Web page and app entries

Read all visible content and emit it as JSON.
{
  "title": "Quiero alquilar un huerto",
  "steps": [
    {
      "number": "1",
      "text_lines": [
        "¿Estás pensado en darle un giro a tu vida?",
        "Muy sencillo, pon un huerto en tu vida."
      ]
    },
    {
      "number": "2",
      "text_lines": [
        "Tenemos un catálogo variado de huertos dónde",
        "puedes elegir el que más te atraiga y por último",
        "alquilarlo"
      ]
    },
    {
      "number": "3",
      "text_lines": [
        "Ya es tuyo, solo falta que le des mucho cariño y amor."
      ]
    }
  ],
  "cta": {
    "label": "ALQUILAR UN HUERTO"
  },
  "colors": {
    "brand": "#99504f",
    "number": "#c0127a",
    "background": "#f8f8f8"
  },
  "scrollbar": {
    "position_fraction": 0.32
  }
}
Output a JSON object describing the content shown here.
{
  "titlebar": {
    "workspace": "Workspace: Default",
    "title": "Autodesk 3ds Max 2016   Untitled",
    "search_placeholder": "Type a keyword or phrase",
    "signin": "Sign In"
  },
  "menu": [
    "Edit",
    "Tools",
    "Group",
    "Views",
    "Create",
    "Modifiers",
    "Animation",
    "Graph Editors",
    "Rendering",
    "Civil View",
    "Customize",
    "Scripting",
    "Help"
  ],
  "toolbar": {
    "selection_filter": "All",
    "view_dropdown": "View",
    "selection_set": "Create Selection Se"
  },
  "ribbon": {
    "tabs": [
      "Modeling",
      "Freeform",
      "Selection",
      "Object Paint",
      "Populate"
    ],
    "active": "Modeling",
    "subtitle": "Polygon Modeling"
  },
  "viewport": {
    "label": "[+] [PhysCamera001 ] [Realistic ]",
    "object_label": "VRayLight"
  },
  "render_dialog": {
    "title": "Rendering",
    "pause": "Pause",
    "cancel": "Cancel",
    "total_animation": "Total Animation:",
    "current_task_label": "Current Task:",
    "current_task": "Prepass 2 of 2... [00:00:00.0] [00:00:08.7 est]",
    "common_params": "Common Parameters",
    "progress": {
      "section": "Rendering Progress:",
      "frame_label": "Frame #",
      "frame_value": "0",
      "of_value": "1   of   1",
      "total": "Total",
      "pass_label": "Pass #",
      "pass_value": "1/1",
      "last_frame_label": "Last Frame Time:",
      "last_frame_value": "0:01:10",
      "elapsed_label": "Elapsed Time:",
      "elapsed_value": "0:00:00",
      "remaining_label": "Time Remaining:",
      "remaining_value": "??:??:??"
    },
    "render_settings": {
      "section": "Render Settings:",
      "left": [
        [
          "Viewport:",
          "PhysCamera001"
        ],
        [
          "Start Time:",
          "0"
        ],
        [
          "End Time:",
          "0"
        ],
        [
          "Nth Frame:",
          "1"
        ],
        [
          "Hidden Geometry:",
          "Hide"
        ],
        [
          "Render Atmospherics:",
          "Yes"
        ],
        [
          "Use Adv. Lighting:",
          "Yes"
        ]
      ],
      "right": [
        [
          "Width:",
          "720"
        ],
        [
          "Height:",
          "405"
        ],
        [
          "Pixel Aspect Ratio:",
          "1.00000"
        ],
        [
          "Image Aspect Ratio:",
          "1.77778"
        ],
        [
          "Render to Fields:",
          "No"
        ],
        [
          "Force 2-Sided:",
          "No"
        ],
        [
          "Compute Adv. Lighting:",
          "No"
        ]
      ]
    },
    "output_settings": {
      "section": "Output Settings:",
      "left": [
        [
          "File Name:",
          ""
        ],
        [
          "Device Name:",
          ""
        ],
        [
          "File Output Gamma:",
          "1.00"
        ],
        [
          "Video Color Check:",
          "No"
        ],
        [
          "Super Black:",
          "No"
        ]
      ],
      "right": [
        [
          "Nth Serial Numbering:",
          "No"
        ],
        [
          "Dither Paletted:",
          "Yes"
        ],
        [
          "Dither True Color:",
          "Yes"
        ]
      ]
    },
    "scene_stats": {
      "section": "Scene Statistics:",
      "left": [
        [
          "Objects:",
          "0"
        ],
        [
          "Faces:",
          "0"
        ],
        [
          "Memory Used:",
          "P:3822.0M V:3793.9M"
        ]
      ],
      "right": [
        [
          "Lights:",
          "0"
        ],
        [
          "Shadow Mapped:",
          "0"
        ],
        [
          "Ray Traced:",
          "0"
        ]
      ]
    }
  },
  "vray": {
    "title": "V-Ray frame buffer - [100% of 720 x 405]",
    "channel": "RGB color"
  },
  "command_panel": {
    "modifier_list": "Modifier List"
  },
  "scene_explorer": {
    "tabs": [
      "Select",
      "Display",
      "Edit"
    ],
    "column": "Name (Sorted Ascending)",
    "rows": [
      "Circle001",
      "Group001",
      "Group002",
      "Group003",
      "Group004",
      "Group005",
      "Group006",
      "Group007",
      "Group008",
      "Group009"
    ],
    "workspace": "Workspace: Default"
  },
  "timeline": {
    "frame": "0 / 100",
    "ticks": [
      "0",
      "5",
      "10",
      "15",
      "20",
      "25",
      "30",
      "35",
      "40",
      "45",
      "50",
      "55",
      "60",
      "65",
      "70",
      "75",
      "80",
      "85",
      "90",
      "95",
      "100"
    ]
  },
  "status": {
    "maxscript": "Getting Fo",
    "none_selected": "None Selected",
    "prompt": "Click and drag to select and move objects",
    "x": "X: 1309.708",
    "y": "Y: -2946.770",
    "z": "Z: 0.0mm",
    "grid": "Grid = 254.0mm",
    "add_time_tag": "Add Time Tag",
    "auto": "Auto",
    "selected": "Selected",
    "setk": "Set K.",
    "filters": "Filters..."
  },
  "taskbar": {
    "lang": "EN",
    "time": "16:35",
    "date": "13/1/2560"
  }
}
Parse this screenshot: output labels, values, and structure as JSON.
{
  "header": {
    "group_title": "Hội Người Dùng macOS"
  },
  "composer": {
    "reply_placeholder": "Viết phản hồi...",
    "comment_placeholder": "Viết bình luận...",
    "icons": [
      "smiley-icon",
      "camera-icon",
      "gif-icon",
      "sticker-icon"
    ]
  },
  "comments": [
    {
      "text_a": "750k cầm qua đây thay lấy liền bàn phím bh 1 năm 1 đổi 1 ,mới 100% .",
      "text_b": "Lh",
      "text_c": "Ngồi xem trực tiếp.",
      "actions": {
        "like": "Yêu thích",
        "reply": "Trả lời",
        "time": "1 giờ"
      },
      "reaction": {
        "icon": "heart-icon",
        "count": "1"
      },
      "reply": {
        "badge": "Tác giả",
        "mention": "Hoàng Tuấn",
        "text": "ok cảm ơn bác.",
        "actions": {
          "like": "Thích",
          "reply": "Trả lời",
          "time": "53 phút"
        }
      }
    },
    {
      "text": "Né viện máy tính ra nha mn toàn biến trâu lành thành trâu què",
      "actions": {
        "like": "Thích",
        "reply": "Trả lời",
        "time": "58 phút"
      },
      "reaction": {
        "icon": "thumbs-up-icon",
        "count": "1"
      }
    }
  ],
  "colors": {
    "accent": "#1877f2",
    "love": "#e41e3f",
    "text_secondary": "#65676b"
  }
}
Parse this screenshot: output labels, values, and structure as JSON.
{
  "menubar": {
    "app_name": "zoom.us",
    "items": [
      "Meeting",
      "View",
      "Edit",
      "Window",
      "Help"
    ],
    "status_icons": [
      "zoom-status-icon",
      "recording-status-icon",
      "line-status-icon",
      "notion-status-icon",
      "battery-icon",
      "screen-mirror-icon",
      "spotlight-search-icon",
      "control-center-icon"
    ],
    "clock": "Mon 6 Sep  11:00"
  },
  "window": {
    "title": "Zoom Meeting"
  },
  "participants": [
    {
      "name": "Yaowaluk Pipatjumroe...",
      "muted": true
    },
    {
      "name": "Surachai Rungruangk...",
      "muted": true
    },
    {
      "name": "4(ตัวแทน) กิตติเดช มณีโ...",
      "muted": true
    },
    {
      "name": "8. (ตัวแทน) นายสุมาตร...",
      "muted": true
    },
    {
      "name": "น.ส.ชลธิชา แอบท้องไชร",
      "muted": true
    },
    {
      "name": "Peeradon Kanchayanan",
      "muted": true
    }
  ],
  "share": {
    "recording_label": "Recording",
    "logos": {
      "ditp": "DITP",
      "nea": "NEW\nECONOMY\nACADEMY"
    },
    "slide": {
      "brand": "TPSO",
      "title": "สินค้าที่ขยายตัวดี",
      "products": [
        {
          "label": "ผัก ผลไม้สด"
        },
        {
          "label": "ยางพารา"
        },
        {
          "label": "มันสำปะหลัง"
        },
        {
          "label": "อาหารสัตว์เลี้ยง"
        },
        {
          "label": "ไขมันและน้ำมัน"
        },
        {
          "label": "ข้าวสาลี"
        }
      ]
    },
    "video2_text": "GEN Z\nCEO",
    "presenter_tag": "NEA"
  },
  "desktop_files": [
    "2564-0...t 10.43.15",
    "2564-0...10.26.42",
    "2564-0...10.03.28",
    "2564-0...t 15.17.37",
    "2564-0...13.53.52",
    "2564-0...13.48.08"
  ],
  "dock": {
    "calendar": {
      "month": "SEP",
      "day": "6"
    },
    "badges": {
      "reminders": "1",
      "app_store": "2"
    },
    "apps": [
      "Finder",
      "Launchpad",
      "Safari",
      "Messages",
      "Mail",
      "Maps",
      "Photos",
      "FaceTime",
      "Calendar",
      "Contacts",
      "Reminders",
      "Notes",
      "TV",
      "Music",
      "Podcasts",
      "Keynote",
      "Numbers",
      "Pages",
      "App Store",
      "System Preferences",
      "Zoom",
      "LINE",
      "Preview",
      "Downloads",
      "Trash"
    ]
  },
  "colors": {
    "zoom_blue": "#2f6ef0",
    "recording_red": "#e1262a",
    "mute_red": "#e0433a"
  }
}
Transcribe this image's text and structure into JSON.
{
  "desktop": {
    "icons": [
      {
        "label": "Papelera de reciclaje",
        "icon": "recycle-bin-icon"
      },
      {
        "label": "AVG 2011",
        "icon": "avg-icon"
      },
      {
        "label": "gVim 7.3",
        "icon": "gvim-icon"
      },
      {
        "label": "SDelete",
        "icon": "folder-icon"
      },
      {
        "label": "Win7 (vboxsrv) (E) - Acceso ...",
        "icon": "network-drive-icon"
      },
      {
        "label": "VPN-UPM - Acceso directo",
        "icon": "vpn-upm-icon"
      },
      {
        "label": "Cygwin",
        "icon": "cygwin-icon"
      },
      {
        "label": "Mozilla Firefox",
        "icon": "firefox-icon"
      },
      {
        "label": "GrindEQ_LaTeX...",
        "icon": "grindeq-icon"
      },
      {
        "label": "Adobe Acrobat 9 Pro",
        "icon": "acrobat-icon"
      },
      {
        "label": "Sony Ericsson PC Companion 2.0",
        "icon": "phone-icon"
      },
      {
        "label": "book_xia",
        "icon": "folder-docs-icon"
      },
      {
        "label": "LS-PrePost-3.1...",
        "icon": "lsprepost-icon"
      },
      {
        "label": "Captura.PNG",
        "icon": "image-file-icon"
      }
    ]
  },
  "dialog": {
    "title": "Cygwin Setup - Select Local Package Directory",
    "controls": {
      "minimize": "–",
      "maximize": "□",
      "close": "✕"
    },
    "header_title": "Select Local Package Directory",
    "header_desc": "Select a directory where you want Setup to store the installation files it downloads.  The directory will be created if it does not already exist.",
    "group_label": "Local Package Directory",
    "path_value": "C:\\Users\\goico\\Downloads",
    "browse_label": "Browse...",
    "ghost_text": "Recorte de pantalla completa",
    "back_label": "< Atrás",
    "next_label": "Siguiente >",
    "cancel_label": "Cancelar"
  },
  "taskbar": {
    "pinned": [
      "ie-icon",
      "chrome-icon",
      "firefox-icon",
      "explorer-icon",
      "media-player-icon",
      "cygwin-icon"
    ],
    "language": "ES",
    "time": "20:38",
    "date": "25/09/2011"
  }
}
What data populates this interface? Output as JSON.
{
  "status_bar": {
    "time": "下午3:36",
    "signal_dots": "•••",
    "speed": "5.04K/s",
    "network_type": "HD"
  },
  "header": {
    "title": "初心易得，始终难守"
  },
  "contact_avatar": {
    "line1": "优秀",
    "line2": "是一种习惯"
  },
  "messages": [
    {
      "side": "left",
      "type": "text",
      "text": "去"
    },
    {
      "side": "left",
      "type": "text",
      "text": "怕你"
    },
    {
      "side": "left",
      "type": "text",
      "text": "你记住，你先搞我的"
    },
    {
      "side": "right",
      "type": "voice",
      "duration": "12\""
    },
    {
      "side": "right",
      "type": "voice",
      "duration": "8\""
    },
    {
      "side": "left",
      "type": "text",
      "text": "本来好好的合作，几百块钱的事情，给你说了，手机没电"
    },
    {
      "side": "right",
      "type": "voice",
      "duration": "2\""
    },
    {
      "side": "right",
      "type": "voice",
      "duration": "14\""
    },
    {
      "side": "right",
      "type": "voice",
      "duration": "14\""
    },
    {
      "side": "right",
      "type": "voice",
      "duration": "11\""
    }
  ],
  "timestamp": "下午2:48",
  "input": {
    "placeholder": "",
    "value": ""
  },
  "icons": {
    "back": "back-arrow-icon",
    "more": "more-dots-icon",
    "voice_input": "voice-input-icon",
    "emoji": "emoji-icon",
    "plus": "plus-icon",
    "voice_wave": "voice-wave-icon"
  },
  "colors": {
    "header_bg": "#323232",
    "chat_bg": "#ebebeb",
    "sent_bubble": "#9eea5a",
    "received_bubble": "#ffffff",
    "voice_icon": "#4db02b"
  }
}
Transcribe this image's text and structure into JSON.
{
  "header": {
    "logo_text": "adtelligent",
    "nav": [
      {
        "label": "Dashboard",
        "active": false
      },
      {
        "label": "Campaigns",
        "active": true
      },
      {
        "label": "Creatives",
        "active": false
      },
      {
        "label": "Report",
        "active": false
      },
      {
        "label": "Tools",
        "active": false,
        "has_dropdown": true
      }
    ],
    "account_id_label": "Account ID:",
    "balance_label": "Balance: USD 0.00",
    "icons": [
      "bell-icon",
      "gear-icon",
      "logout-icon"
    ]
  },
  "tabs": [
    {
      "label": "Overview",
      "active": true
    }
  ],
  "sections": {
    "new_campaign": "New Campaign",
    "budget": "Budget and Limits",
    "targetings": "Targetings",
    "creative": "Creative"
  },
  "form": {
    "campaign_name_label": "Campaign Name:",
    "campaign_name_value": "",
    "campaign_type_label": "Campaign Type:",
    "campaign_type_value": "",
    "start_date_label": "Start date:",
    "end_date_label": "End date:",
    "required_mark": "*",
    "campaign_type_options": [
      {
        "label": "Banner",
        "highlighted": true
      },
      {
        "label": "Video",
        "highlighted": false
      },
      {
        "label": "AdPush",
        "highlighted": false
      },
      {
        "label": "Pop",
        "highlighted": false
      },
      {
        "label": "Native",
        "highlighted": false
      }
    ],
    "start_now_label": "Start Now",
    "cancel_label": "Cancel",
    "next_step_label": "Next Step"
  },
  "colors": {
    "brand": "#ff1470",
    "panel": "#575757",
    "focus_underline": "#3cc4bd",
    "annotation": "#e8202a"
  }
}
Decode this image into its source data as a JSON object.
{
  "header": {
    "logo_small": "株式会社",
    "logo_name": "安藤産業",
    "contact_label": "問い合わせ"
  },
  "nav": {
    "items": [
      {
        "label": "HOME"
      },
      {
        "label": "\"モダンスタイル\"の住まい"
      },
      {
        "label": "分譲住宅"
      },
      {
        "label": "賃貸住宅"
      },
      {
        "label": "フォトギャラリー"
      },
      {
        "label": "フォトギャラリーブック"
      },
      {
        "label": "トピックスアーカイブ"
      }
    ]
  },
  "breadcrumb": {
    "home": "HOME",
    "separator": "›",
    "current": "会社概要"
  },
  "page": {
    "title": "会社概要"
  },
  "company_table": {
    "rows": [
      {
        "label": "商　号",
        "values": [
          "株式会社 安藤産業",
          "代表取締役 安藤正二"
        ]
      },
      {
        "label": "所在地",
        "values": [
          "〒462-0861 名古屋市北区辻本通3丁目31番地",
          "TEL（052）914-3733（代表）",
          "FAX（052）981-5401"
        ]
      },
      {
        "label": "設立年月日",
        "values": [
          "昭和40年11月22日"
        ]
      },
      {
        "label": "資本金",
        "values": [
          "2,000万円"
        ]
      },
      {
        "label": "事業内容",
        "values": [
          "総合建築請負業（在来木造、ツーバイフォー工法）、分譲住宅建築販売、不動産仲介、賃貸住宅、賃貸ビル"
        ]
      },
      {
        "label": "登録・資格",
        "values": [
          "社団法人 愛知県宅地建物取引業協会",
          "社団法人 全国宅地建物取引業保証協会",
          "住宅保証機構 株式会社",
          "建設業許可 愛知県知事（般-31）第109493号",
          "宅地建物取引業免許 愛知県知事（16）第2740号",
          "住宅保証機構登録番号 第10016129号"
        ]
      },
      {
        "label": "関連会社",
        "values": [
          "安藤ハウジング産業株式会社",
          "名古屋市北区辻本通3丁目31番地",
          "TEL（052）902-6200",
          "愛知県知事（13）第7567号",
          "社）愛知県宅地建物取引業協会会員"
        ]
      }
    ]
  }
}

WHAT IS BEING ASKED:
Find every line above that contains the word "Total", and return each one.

SOLVED EXERCISE:
    "total_animation": "Total Animation:",
      "total": "Total",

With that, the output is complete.